WHAT YOU ARE ASKED TO DO:
The lines wanted are those in the data below that include "string".

>>

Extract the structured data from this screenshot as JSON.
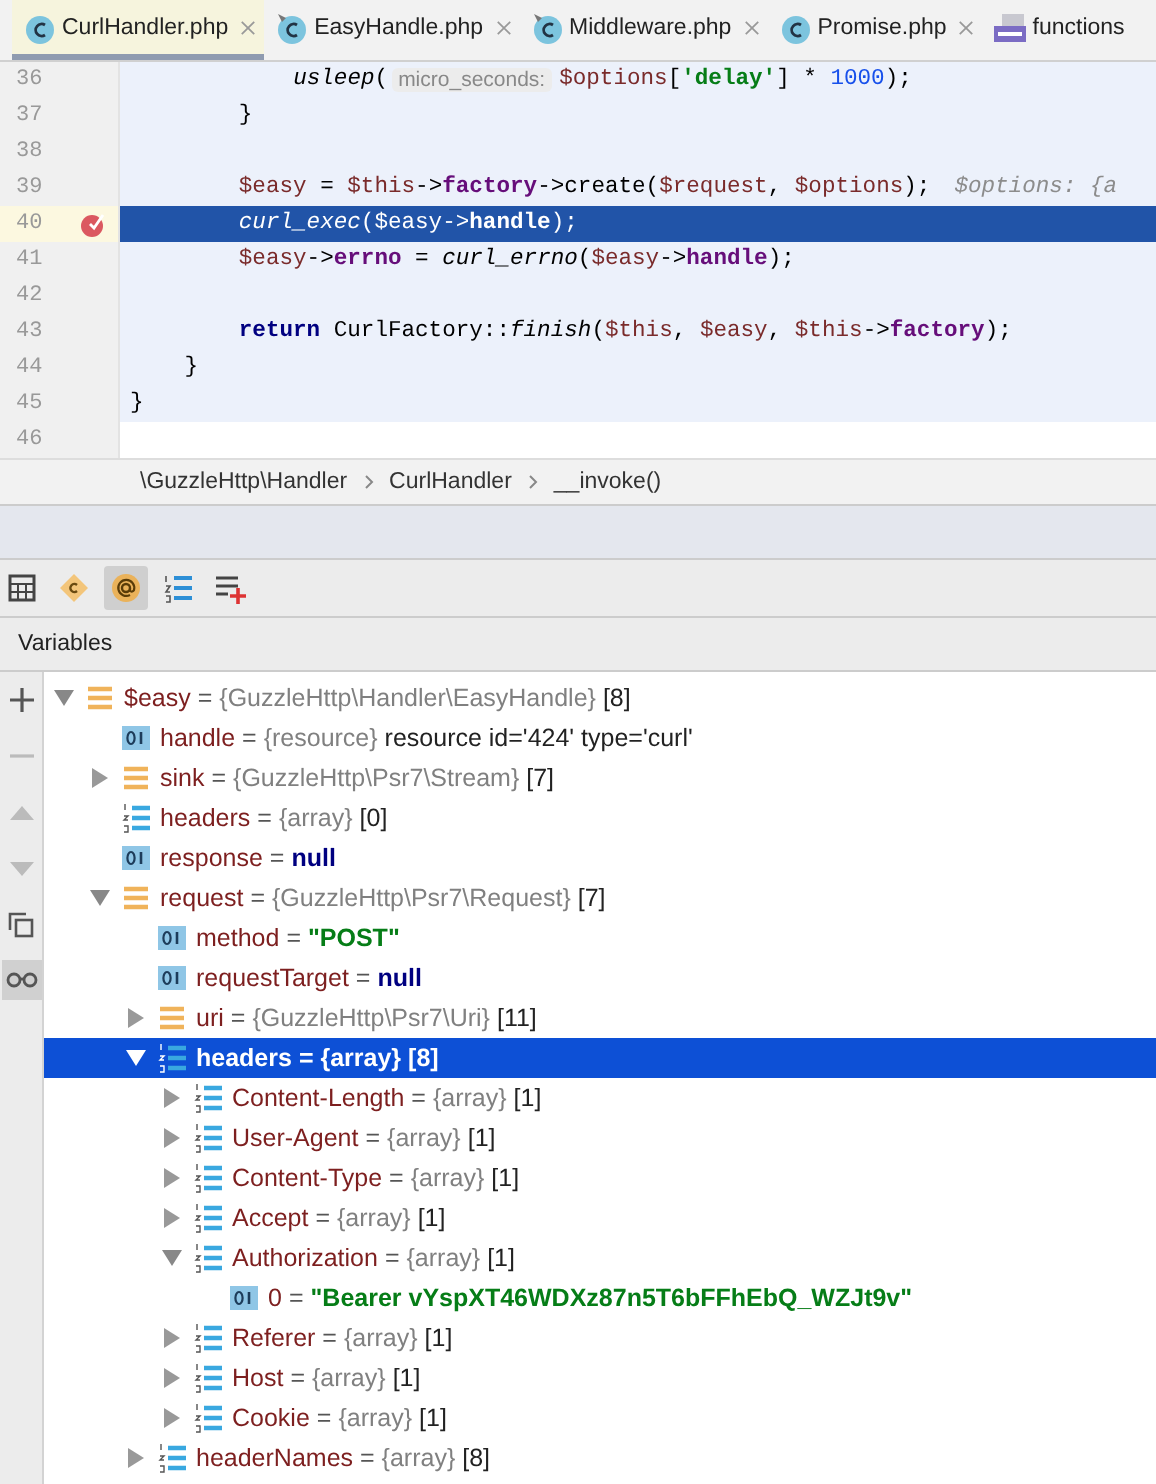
{
  "tabs": [
    {
      "label": "CurlHandler.php",
      "kind": "class",
      "selected": true
    },
    {
      "label": "EasyHandle.php",
      "kind": "class-pinned",
      "selected": false
    },
    {
      "label": "Middleware.php",
      "kind": "class-pinned",
      "selected": false
    },
    {
      "label": "Promise.php",
      "kind": "class",
      "selected": false
    },
    {
      "label": "functions",
      "kind": "php",
      "selected": false
    }
  ],
  "code": [
    {
      "number": "36",
      "kind": "nested",
      "scope": true,
      "current": false,
      "breakpoint": false,
      "tokens": [
        {
          "text": "usleep",
          "kind": "fn"
        },
        {
          "text": "(",
          "kind": "plain"
        },
        {
          "text": "micro_seconds:",
          "kind": "hint"
        },
        {
          "text": "$options",
          "kind": "var"
        },
        {
          "text": "[",
          "kind": "plain"
        },
        {
          "text": "'delay'",
          "kind": "string"
        },
        {
          "text": "] * ",
          "kind": "plain"
        },
        {
          "text": "1000",
          "kind": "number"
        },
        {
          "text": ");",
          "kind": "plain"
        }
      ]
    },
    {
      "number": "37",
      "kind": "body",
      "scope": true,
      "current": false,
      "breakpoint": false,
      "tokens": [
        {
          "text": "}",
          "kind": "plain"
        }
      ]
    },
    {
      "number": "38",
      "kind": "body",
      "scope": true,
      "current": false,
      "breakpoint": false
    },
    {
      "number": "39",
      "kind": "body",
      "scope": true,
      "current": false,
      "breakpoint": false,
      "tokens": [
        {
          "text": "$easy",
          "kind": "var"
        },
        {
          "text": " = ",
          "kind": "plain"
        },
        {
          "text": "$this",
          "kind": "var"
        },
        {
          "text": "->",
          "kind": "plain"
        },
        {
          "text": "factory",
          "kind": "field"
        },
        {
          "text": "->create(",
          "kind": "plain"
        },
        {
          "text": "$request",
          "kind": "var"
        },
        {
          "text": ", ",
          "kind": "plain"
        },
        {
          "text": "$options",
          "kind": "var"
        },
        {
          "text": ");",
          "kind": "plain"
        },
        {
          "text": "$options: {a",
          "kind": "inlay"
        }
      ]
    },
    {
      "number": "40",
      "kind": "body",
      "current": true,
      "breakpoint": true,
      "tokens": [
        {
          "text": "curl_exec",
          "kind": "fn"
        },
        {
          "text": "(",
          "kind": "plain"
        },
        {
          "text": "$easy",
          "kind": "var"
        },
        {
          "text": "->",
          "kind": "plain"
        },
        {
          "text": "handle",
          "kind": "field"
        },
        {
          "text": ");",
          "kind": "plain"
        }
      ]
    },
    {
      "number": "41",
      "kind": "body",
      "scope": true,
      "current": false,
      "breakpoint": false,
      "tokens": [
        {
          "text": "$easy",
          "kind": "var"
        },
        {
          "text": "->",
          "kind": "plain"
        },
        {
          "text": "errno",
          "kind": "field"
        },
        {
          "text": " = ",
          "kind": "plain"
        },
        {
          "text": "curl_errno",
          "kind": "fn"
        },
        {
          "text": "(",
          "kind": "plain"
        },
        {
          "text": "$easy",
          "kind": "var"
        },
        {
          "text": "->",
          "kind": "plain"
        },
        {
          "text": "handle",
          "kind": "field"
        },
        {
          "text": ");",
          "kind": "plain"
        }
      ]
    },
    {
      "number": "42",
      "kind": "body",
      "scope": true,
      "current": false,
      "breakpoint": false
    },
    {
      "number": "43",
      "kind": "body",
      "scope": true,
      "current": false,
      "breakpoint": false,
      "tokens": [
        {
          "text": "return",
          "kind": "kw"
        },
        {
          "text": " CurlFactory::",
          "kind": "plain"
        },
        {
          "text": "finish",
          "kind": "fn"
        },
        {
          "text": "(",
          "kind": "plain"
        },
        {
          "text": "$this",
          "kind": "var"
        },
        {
          "text": ", ",
          "kind": "plain"
        },
        {
          "text": "$easy",
          "kind": "var"
        },
        {
          "text": ", ",
          "kind": "plain"
        },
        {
          "text": "$this",
          "kind": "var"
        },
        {
          "text": "->",
          "kind": "plain"
        },
        {
          "text": "factory",
          "kind": "field"
        },
        {
          "text": ");",
          "kind": "plain"
        }
      ]
    },
    {
      "number": "44",
      "kind": "method-end",
      "scope": true,
      "current": false,
      "breakpoint": false,
      "tokens": [
        {
          "text": "}",
          "kind": "plain"
        }
      ]
    },
    {
      "number": "45",
      "kind": "class-end",
      "scope": true,
      "current": false,
      "breakpoint": false,
      "tokens": [
        {
          "text": "}",
          "kind": "plain"
        }
      ]
    },
    {
      "number": "46",
      "kind": "class-end",
      "current": false,
      "breakpoint": false
    }
  ],
  "breadcrumbs": [
    "\\GuzzleHttp\\Handler",
    "CurlHandler",
    "__invoke()"
  ],
  "toolbar": [
    {
      "kind": "calculator",
      "selected": false
    },
    {
      "kind": "class",
      "selected": false
    },
    {
      "kind": "at",
      "selected": true
    },
    {
      "kind": "numbered-list",
      "selected": false
    },
    {
      "kind": "list-add",
      "selected": false
    }
  ],
  "panel_title": "Variables",
  "variables": [
    {
      "name": "$easy",
      "kind": "object",
      "operator": "=",
      "type": "{GuzzleHttp\\Handler\\EasyHandle}",
      "value": {
        "text": "[8]",
        "kind": "count"
      },
      "selected": false,
      "expanded": true,
      "children": [
        {
          "name": "handle",
          "kind": "primitive",
          "operator": "=",
          "type": "{resource}",
          "value": {
            "text": "resource id='424' type='curl'",
            "kind": "count"
          },
          "selected": false
        },
        {
          "name": "sink",
          "kind": "object",
          "operator": "=",
          "type": "{GuzzleHttp\\Psr7\\Stream}",
          "value": {
            "text": "[7]",
            "kind": "count"
          },
          "selected": false,
          "expanded": false
        },
        {
          "name": "headers",
          "kind": "array",
          "operator": "=",
          "type": "{array}",
          "value": {
            "text": "[0]",
            "kind": "count"
          },
          "selected": false
        },
        {
          "name": "response",
          "kind": "primitive",
          "operator": "=",
          "value": {
            "text": "null",
            "kind": "null"
          },
          "selected": false
        },
        {
          "name": "request",
          "kind": "object",
          "operator": "=",
          "type": "{GuzzleHttp\\Psr7\\Request}",
          "value": {
            "text": "[7]",
            "kind": "count"
          },
          "selected": false,
          "expanded": true,
          "children": [
            {
              "name": "method",
              "kind": "primitive",
              "operator": "=",
              "value": {
                "text": "\"POST\"",
                "kind": "string"
              },
              "selected": false
            },
            {
              "name": "requestTarget",
              "kind": "primitive",
              "operator": "=",
              "value": {
                "text": "null",
                "kind": "null"
              },
              "selected": false
            },
            {
              "name": "uri",
              "kind": "object",
              "operator": "=",
              "type": "{GuzzleHttp\\Psr7\\Uri}",
              "value": {
                "text": "[11]",
                "kind": "count"
              },
              "selected": false,
              "expanded": false
            },
            {
              "name": "headers",
              "kind": "array",
              "operator": "=",
              "type": "{array}",
              "value": {
                "text": "[8]",
                "kind": "count"
              },
              "selected": true,
              "expanded": true,
              "children": [
                {
                  "name": "Content-Length",
                  "kind": "array",
                  "operator": "=",
                  "type": "{array}",
                  "value": {
                    "text": "[1]",
                    "kind": "count"
                  },
                  "selected": false,
                  "expanded": false
                },
                {
                  "name": "User-Agent",
                  "kind": "array",
                  "operator": "=",
                  "type": "{array}",
                  "value": {
                    "text": "[1]",
                    "kind": "count"
                  },
                  "selected": false,
                  "expanded": false
                },
                {
                  "name": "Content-Type",
                  "kind": "array",
                  "operator": "=",
                  "type": "{array}",
                  "value": {
                    "text": "[1]",
                    "kind": "count"
                  },
                  "selected": false,
                  "expanded": false
                },
                {
                  "name": "Accept",
                  "kind": "array",
                  "operator": "=",
                  "type": "{array}",
                  "value": {
                    "text": "[1]",
                    "kind": "count"
                  },
                  "selected": false,
                  "expanded": false
                },
                {
                  "name": "Authorization",
                  "kind": "array",
                  "operator": "=",
                  "type": "{array}",
                  "value": {
                    "text": "[1]",
                    "kind": "count"
                  },
                  "selected": false,
                  "expanded": true,
                  "children": [
                    {
                      "name": "0",
                      "kind": "primitive",
                      "operator": "=",
                      "value": {
                        "text": "\"Bearer vYspXT46WDXz87n5T6bFFhEbQ_WZJt9v\"",
                        "kind": "string"
                      },
                      "selected": false
                    }
                  ]
                },
                {
                  "name": "Referer",
                  "kind": "array",
                  "operator": "=",
                  "type": "{array}",
                  "value": {
                    "text": "[1]",
                    "kind": "count"
                  },
                  "selected": false,
                  "expanded": false
                },
                {
                  "name": "Host",
                  "kind": "array",
                  "operator": "=",
                  "type": "{array}",
                  "value": {
                    "text": "[1]",
                    "kind": "count"
                  },
                  "selected": false,
                  "expanded": false
                },
                {
                  "name": "Cookie",
                  "kind": "array",
                  "operator": "=",
                  "type": "{array}",
                  "value": {
                    "text": "[1]",
                    "kind": "count"
                  },
                  "selected": false,
                  "expanded": false
                }
              ]
            },
            {
              "name": "headerNames",
              "kind": "array",
              "operator": "=",
              "type": "{array}",
              "value": {
                "text": "[8]",
                "kind": "count"
              },
              "selected": false,
              "expanded": false
            }
          ]
        }
      ]
    }
  ]
}
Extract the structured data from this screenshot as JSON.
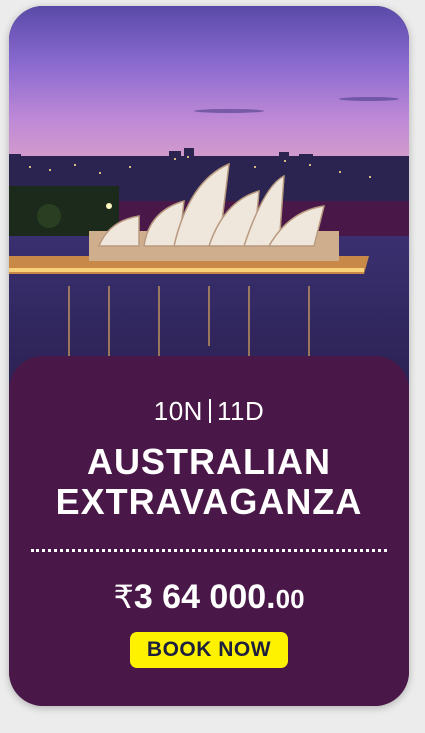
{
  "card": {
    "duration_nights": "10N",
    "duration_days": "11D",
    "title_line1": "AUSTRALIAN",
    "title_line2": "EXTRAVAGANZA",
    "price_currency": "₹",
    "price_main": "3 64 000.",
    "price_decimals": "00",
    "book_label": "BOOK NOW"
  },
  "colors": {
    "panel": "#4a1848",
    "button": "#fff200",
    "button_text": "#1d1f3e",
    "page_bg": "#ececec"
  }
}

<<

TASK SOLUTION:
          "kind": "string"
                "kind": "string"
                        "kind": "string"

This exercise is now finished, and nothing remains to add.